#### [TASK DETAILS]
Count every line that includes the string "Windows" in the entries that follow. Nothing besides the number is needed.

* * *

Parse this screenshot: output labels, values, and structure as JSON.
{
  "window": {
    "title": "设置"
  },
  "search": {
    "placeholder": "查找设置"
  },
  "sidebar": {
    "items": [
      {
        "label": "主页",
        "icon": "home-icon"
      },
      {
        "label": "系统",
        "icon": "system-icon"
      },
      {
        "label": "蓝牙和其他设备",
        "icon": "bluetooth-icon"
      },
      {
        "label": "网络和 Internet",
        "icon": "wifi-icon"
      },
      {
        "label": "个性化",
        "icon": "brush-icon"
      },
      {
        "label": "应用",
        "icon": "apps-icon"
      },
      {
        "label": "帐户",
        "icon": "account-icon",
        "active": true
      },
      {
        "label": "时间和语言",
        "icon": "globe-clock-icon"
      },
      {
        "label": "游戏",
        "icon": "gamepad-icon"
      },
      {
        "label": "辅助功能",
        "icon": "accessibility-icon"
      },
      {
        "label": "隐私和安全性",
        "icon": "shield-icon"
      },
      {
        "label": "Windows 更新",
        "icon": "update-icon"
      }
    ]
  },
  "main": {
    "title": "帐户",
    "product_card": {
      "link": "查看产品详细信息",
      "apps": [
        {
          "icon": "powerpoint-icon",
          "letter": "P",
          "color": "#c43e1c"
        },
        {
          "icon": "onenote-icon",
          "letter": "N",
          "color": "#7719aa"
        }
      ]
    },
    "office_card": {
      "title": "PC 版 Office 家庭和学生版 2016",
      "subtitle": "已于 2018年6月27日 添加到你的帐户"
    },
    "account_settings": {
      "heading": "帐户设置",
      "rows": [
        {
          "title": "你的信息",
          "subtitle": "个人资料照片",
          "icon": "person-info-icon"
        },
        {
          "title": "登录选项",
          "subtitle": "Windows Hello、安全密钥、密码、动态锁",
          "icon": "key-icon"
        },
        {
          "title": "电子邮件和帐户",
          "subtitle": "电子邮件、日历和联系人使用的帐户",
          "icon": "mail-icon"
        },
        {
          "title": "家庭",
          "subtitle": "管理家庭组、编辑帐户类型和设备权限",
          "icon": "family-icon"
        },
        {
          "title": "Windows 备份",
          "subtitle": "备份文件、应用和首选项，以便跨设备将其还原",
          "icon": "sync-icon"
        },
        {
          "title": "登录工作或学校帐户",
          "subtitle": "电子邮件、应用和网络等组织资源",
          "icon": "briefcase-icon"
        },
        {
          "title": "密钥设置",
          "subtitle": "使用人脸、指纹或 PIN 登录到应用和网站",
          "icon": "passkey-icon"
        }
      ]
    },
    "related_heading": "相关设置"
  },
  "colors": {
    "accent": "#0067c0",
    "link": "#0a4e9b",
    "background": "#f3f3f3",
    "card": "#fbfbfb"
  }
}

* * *

#### [TASK SOLUTION]
3